The rose in trellis - Poitiers and Angoulême
“And anyone who objects to the manner & form of their singing, to canzoni or cansos is as foolish as a man would be if he objected to growing roses on a trellis. And no one could sit here at this window and believe that there is any folly in growing roses in that manner.
Being modern one must have more matter and long introductory similes are demoded otherwise one might do more than record the one canzoni [sic] that was not written.
Si com li flors
E florise, oloroz
E no pren dans, ni engain
De bois pets croizats
As the rose taketh no harm from trellis so is my love unharmed by the strait bonds she puts upon me – and so on.” (WTSF 5)
“judging from its idiosyncratic Provençal, this canso seems to be of Pound’s own invention (he refers to it slightly later on as “my canzon”). Rough translation: “As the flower/which entwines/ and blooms, fragrant/ And is not harmed or deceived/ By the bits of crossed wood.” (Sieburth WTSF n.4 111).
Geoffrey Chaucer. House of Fame. ll.119-136.
But as I slepte, me mette I was
Withyn a temple ymad of glas, 120
In which ther were moo ymages
Of gold, stondynge in sondry stages,
And moo ryche tabernacles,
And with perre moo pynacles,
And moo curiouse portreytures, 125
And queynte maner of figures
Of olde werk, then I saugh ever.
For certeynly, I nyste never
Wher that I was, but wel wyste I
Hyt was of Venus redely, 130
The temple; for in portreyture
I sawgh anoon-ryght hir figure
Naked fletynge in a see,
And also on hir hed, pardee,
Hir rose garlond whit and red, 135
And hir comb to kembe hyr hed,
Arnaut Daniel. En breu brisaral temps braus. (Stanza II)
Amors es de pretz la claus
e de proeza us estancx
don naisson tut li bon frug,

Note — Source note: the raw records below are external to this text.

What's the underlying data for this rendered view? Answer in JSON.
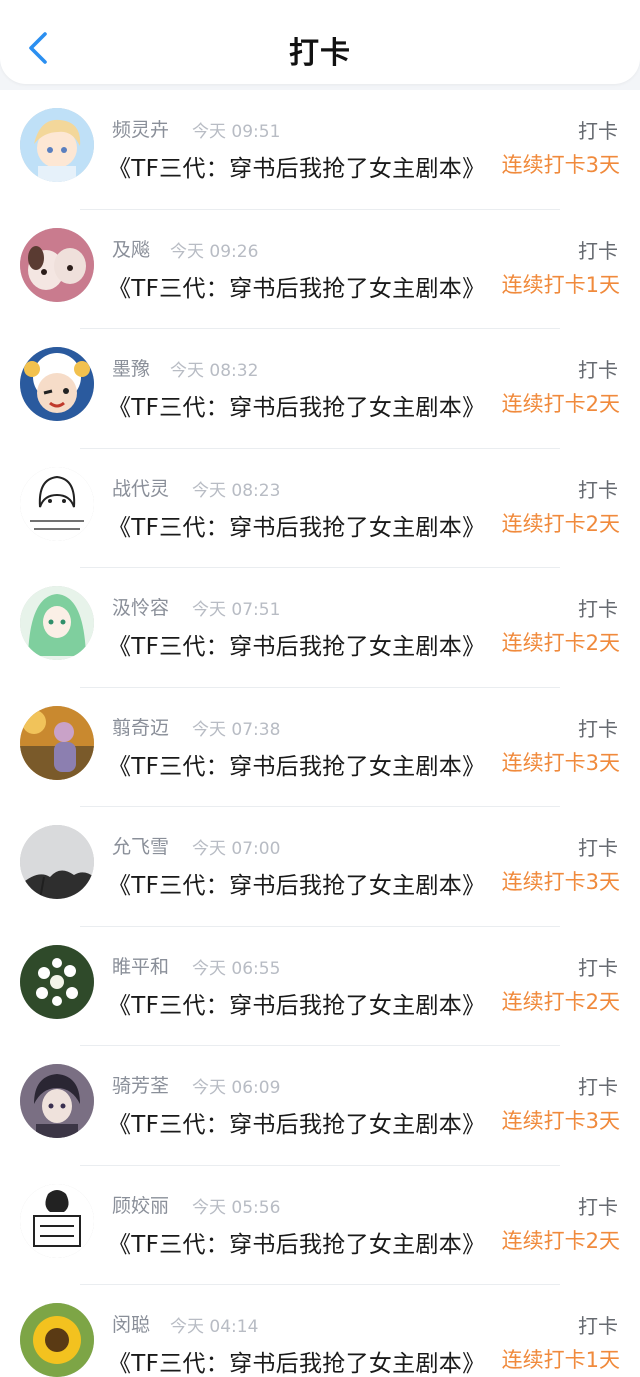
{
  "header": {
    "title": "打卡",
    "back_icon": "chevron-left-icon",
    "accent": "#2b8ff0"
  },
  "colors": {
    "streak": "#f08a3c",
    "name": "#8a8f99",
    "time": "#b8bcc4"
  },
  "items": [
    {
      "name": "频灵卉",
      "time": "今天 09:51",
      "type": "打卡",
      "book": "《TF三代：穿书后我抢了女主剧本》",
      "streak": "连续打卡3天",
      "avatar": "anime-boy-avatar"
    },
    {
      "name": "及飚",
      "time": "今天 09:26",
      "type": "打卡",
      "book": "《TF三代：穿书后我抢了女主剧本》",
      "streak": "连续打卡1天",
      "avatar": "puppy-avatar"
    },
    {
      "name": "墨豫",
      "time": "今天 08:32",
      "type": "打卡",
      "book": "《TF三代：穿书后我抢了女主剧本》",
      "streak": "连续打卡2天",
      "avatar": "cartoon-sheep-avatar"
    },
    {
      "name": "战代灵",
      "time": "今天 08:23",
      "type": "打卡",
      "book": "《TF三代：穿书后我抢了女主剧本》",
      "streak": "连续打卡2天",
      "avatar": "sketch-girl-avatar"
    },
    {
      "name": "汲怜容",
      "time": "今天 07:51",
      "type": "打卡",
      "book": "《TF三代：穿书后我抢了女主剧本》",
      "streak": "连续打卡2天",
      "avatar": "green-hair-avatar"
    },
    {
      "name": "翦奇迈",
      "time": "今天 07:38",
      "type": "打卡",
      "book": "《TF三代：穿书后我抢了女主剧本》",
      "streak": "连续打卡3天",
      "avatar": "autumn-girl-avatar"
    },
    {
      "name": "允飞雪",
      "time": "今天 07:00",
      "type": "打卡",
      "book": "《TF三代：穿书后我抢了女主剧本》",
      "streak": "连续打卡3天",
      "avatar": "tree-sky-avatar"
    },
    {
      "name": "睢平和",
      "time": "今天 06:55",
      "type": "打卡",
      "book": "《TF三代：穿书后我抢了女主剧本》",
      "streak": "连续打卡2天",
      "avatar": "white-flowers-avatar"
    },
    {
      "name": "骑芳荃",
      "time": "今天 06:09",
      "type": "打卡",
      "book": "《TF三代：穿书后我抢了女主剧本》",
      "streak": "连续打卡3天",
      "avatar": "anime-dark-boy-avatar"
    },
    {
      "name": "顾姣丽",
      "time": "今天 05:56",
      "type": "打卡",
      "book": "《TF三代：穿书后我抢了女主剧本》",
      "streak": "连续打卡2天",
      "avatar": "sketch-sign-avatar"
    },
    {
      "name": "闵聪",
      "time": "今天 04:14",
      "type": "打卡",
      "book": "《TF三代：穿书后我抢了女主剧本》",
      "streak": "连续打卡1天",
      "avatar": "sunflower-avatar"
    }
  ]
}
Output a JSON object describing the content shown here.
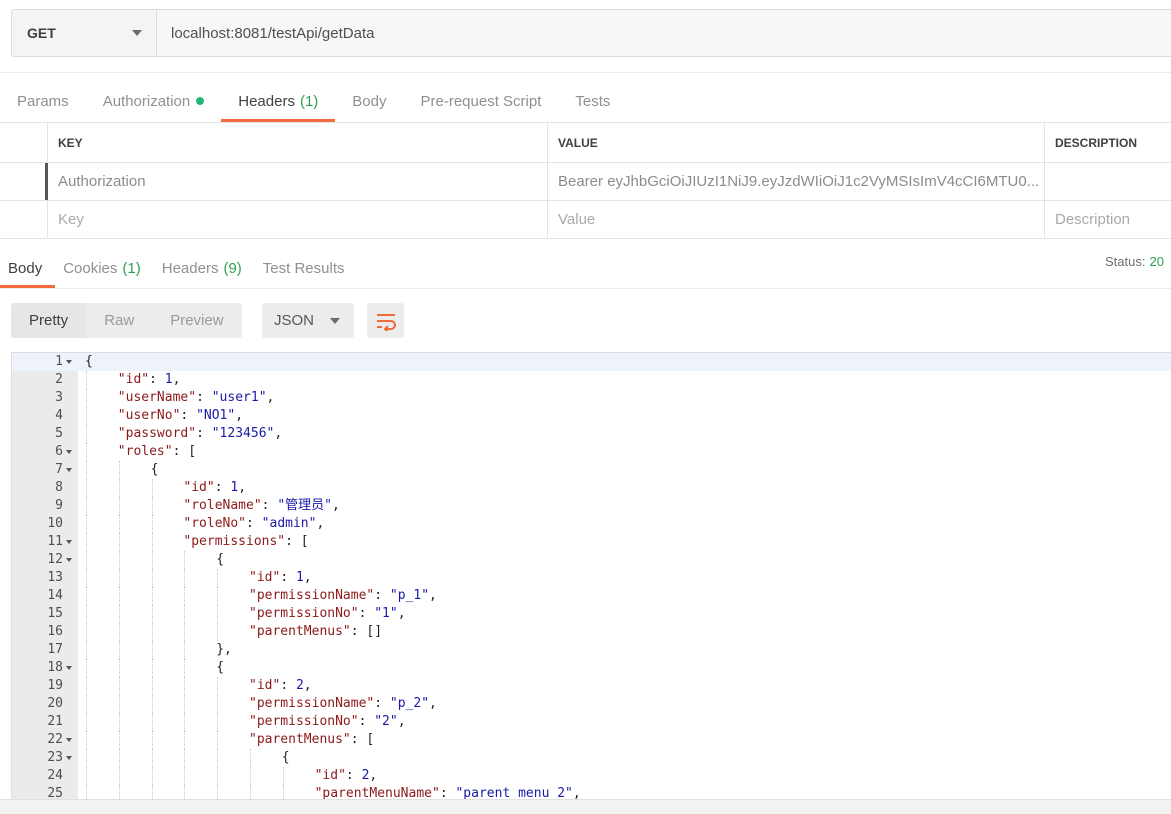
{
  "request": {
    "method": "GET",
    "url": "localhost:8081/testApi/getData"
  },
  "request_tabs": [
    {
      "label": "Params",
      "count": ""
    },
    {
      "label": "Authorization",
      "count": ""
    },
    {
      "label": "Headers",
      "count": "(1)"
    },
    {
      "label": "Body",
      "count": ""
    },
    {
      "label": "Pre-request Script",
      "count": ""
    },
    {
      "label": "Tests",
      "count": ""
    }
  ],
  "headers_table": {
    "columns": [
      "KEY",
      "VALUE",
      "DESCRIPTION"
    ],
    "rows": [
      {
        "key": "Authorization",
        "value": "Bearer eyJhbGciOiJIUzI1NiJ9.eyJzdWIiOiJ1c2VyMSIsImV4cCI6MTU0...",
        "description": ""
      }
    ],
    "placeholder": {
      "key": "Key",
      "value": "Value",
      "description": "Description"
    }
  },
  "response_tabs": [
    {
      "label": "Body",
      "count": ""
    },
    {
      "label": "Cookies",
      "count": "(1)"
    },
    {
      "label": "Headers",
      "count": "(9)"
    },
    {
      "label": "Test Results",
      "count": ""
    }
  ],
  "status": {
    "label": "Status:",
    "code": "20"
  },
  "view_modes": [
    "Pretty",
    "Raw",
    "Preview"
  ],
  "format": "JSON",
  "icons": {
    "dropdown": "chevron-down-icon",
    "wrap": "wrap-lines-icon",
    "auth_indicator": "status-dot-icon"
  },
  "colors": {
    "accent": "#f26b3a",
    "success": "#26b47a",
    "json_key": "#8b1a1a",
    "json_value": "#1a1aa6"
  },
  "code_lines": [
    {
      "n": 1,
      "indent": 0,
      "fold": true,
      "parts": [
        [
          "p",
          "{"
        ]
      ]
    },
    {
      "n": 2,
      "indent": 1,
      "fold": false,
      "parts": [
        [
          "k",
          "\"id\""
        ],
        [
          "p",
          ": "
        ],
        [
          "n",
          "1"
        ],
        [
          "p",
          ","
        ]
      ]
    },
    {
      "n": 3,
      "indent": 1,
      "fold": false,
      "parts": [
        [
          "k",
          "\"userName\""
        ],
        [
          "p",
          ": "
        ],
        [
          "s",
          "\"user1\""
        ],
        [
          "p",
          ","
        ]
      ]
    },
    {
      "n": 4,
      "indent": 1,
      "fold": false,
      "parts": [
        [
          "k",
          "\"userNo\""
        ],
        [
          "p",
          ": "
        ],
        [
          "s",
          "\"NO1\""
        ],
        [
          "p",
          ","
        ]
      ]
    },
    {
      "n": 5,
      "indent": 1,
      "fold": false,
      "parts": [
        [
          "k",
          "\"password\""
        ],
        [
          "p",
          ": "
        ],
        [
          "s",
          "\"123456\""
        ],
        [
          "p",
          ","
        ]
      ]
    },
    {
      "n": 6,
      "indent": 1,
      "fold": true,
      "parts": [
        [
          "k",
          "\"roles\""
        ],
        [
          "p",
          ": ["
        ]
      ]
    },
    {
      "n": 7,
      "indent": 2,
      "fold": true,
      "parts": [
        [
          "p",
          "{"
        ]
      ]
    },
    {
      "n": 8,
      "indent": 3,
      "fold": false,
      "parts": [
        [
          "k",
          "\"id\""
        ],
        [
          "p",
          ": "
        ],
        [
          "n",
          "1"
        ],
        [
          "p",
          ","
        ]
      ]
    },
    {
      "n": 9,
      "indent": 3,
      "fold": false,
      "parts": [
        [
          "k",
          "\"roleName\""
        ],
        [
          "p",
          ": "
        ],
        [
          "s",
          "\"管理员\""
        ],
        [
          "p",
          ","
        ]
      ]
    },
    {
      "n": 10,
      "indent": 3,
      "fold": false,
      "parts": [
        [
          "k",
          "\"roleNo\""
        ],
        [
          "p",
          ": "
        ],
        [
          "s",
          "\"admin\""
        ],
        [
          "p",
          ","
        ]
      ]
    },
    {
      "n": 11,
      "indent": 3,
      "fold": true,
      "parts": [
        [
          "k",
          "\"permissions\""
        ],
        [
          "p",
          ": ["
        ]
      ]
    },
    {
      "n": 12,
      "indent": 4,
      "fold": true,
      "parts": [
        [
          "p",
          "{"
        ]
      ]
    },
    {
      "n": 13,
      "indent": 5,
      "fold": false,
      "parts": [
        [
          "k",
          "\"id\""
        ],
        [
          "p",
          ": "
        ],
        [
          "n",
          "1"
        ],
        [
          "p",
          ","
        ]
      ]
    },
    {
      "n": 14,
      "indent": 5,
      "fold": false,
      "parts": [
        [
          "k",
          "\"permissionName\""
        ],
        [
          "p",
          ": "
        ],
        [
          "s",
          "\"p_1\""
        ],
        [
          "p",
          ","
        ]
      ]
    },
    {
      "n": 15,
      "indent": 5,
      "fold": false,
      "parts": [
        [
          "k",
          "\"permissionNo\""
        ],
        [
          "p",
          ": "
        ],
        [
          "s",
          "\"1\""
        ],
        [
          "p",
          ","
        ]
      ]
    },
    {
      "n": 16,
      "indent": 5,
      "fold": false,
      "parts": [
        [
          "k",
          "\"parentMenus\""
        ],
        [
          "p",
          ": []"
        ]
      ]
    },
    {
      "n": 17,
      "indent": 4,
      "fold": false,
      "parts": [
        [
          "p",
          "},"
        ]
      ]
    },
    {
      "n": 18,
      "indent": 4,
      "fold": true,
      "parts": [
        [
          "p",
          "{"
        ]
      ]
    },
    {
      "n": 19,
      "indent": 5,
      "fold": false,
      "parts": [
        [
          "k",
          "\"id\""
        ],
        [
          "p",
          ": "
        ],
        [
          "n",
          "2"
        ],
        [
          "p",
          ","
        ]
      ]
    },
    {
      "n": 20,
      "indent": 5,
      "fold": false,
      "parts": [
        [
          "k",
          "\"permissionName\""
        ],
        [
          "p",
          ": "
        ],
        [
          "s",
          "\"p_2\""
        ],
        [
          "p",
          ","
        ]
      ]
    },
    {
      "n": 21,
      "indent": 5,
      "fold": false,
      "parts": [
        [
          "k",
          "\"permissionNo\""
        ],
        [
          "p",
          ": "
        ],
        [
          "s",
          "\"2\""
        ],
        [
          "p",
          ","
        ]
      ]
    },
    {
      "n": 22,
      "indent": 5,
      "fold": true,
      "parts": [
        [
          "k",
          "\"parentMenus\""
        ],
        [
          "p",
          ": ["
        ]
      ]
    },
    {
      "n": 23,
      "indent": 6,
      "fold": true,
      "parts": [
        [
          "p",
          "{"
        ]
      ]
    },
    {
      "n": 24,
      "indent": 7,
      "fold": false,
      "parts": [
        [
          "k",
          "\"id\""
        ],
        [
          "p",
          ": "
        ],
        [
          "n",
          "2"
        ],
        [
          "p",
          ","
        ]
      ]
    },
    {
      "n": 25,
      "indent": 7,
      "fold": false,
      "parts": [
        [
          "k",
          "\"parentMenuName\""
        ],
        [
          "p",
          ": "
        ],
        [
          "s",
          "\"parent menu 2\""
        ],
        [
          "p",
          ","
        ]
      ]
    }
  ]
}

s'es qui leialmen los cuelha,
que un delis gels ni niula,
mentre que's noiris el bon tronc:
mas si'l romp trefas ni culvertz,
peris tro leial lo sagre.
I Gather the Limbs of Osiris. SP 40 (1912)
Love is the garden-close of worth, a pool of prowess (i.e., low-flooded land) when all good fruits are born if there be one to gather them faithfully; for not one does ice or snow destroy while the good trunk nourisheth them: but, if knave or coward break it, the sap is lost between the loyal.
P&T 494 (1917)
Love is a glory’s orchard close,
And is a pool of prowess staunch,
Whence comes every goodly peach
If true heart come but to gather.
Dies none frost-bit nor yet snowily,
For good sap forletteth blight;
Tho’ culroun hack the base
Leal heart saineth it on morrow.
LE 134 (1920)
Love is glory’s garden close,
And is a pool of prowess staunch
Whence get ye many a goodly fruit
If true man come but to gather.
Dies none frost bit nor yet snowily,
For true sap keepeth off the blight
Unless knave or dolt there pass…
Chaucer, Geoffrey. The House of Fame. sacred-texts.com. Web. 12 August 2015.
Daniel, Arnaut. “En breu brisaral temps braus.” trobar.org. Leonardo Malcovati, n.d. Web. 8 September 2015.
Pound, Ezra. A Walking Tour in Southern France. Ed. Richard Sieburth. New York: New Directions, 1992. Print.
Pound Ezra. “Arnaut Daniel.” 1917. Poems & Translations. Ed. Richard Sieburth. New York: Library of America, 2003. Print.
Pound, Ezra. “Arnaut Daniel” (Instigations, 1920) Literary Essays. New York: New Directions, 1968. Print.